**Work item:** Only the lines holding the string "this" are needed; copy each of them from the data.

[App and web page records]

[Start of Attachment]

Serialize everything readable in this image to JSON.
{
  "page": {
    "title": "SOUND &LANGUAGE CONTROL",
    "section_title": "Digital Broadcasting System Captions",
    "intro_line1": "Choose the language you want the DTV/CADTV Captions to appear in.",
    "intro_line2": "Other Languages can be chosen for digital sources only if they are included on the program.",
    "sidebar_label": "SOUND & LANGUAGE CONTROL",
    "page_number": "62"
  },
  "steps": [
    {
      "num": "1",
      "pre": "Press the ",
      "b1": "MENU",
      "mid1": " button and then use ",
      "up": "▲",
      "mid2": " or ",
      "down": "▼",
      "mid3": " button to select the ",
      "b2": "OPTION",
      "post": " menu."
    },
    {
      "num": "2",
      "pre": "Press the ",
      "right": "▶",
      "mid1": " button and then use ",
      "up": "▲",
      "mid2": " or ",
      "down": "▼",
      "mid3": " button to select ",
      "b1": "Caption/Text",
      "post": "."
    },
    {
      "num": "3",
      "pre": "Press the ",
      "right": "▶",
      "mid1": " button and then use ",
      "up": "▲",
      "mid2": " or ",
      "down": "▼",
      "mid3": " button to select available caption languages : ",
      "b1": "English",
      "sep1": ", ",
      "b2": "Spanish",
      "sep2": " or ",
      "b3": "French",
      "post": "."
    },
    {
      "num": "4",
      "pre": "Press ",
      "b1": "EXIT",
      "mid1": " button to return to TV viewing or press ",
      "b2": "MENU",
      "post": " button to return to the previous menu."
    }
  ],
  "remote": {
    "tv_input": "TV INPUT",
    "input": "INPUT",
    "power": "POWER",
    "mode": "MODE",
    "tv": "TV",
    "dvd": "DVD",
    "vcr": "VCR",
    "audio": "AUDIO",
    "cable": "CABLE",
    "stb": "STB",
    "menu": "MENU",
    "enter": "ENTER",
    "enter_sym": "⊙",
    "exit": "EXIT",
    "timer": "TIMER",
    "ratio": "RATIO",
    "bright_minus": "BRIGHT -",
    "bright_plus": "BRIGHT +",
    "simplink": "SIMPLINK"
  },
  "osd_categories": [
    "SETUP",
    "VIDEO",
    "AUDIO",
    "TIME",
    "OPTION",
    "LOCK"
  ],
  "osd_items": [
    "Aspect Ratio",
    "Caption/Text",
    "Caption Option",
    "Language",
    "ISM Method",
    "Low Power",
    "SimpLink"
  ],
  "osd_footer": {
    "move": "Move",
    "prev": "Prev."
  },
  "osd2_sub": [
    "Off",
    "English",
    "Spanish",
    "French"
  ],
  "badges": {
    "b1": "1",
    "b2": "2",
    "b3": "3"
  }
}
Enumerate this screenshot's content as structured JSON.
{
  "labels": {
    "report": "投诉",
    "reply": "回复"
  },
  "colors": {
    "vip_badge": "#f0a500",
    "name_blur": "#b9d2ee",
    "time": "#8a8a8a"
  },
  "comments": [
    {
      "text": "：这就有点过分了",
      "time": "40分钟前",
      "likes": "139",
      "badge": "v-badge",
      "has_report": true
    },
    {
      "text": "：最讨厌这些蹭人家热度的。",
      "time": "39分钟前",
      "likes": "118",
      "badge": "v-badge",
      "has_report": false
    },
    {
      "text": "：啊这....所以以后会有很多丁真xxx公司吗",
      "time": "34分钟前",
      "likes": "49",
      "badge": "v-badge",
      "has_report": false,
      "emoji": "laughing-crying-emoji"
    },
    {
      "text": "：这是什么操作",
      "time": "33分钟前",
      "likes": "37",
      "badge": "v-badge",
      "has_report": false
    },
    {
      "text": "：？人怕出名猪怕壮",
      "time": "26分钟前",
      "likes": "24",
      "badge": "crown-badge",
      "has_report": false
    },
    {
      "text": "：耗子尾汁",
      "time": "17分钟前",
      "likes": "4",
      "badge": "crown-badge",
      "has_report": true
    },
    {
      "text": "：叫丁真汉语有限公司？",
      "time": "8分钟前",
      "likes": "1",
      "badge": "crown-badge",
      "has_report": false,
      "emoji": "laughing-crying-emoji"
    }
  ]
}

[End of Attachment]

**Answer space:**
Serialize everything readable in this image to JSON.
Enumerate this screenshot's content as structured JSON.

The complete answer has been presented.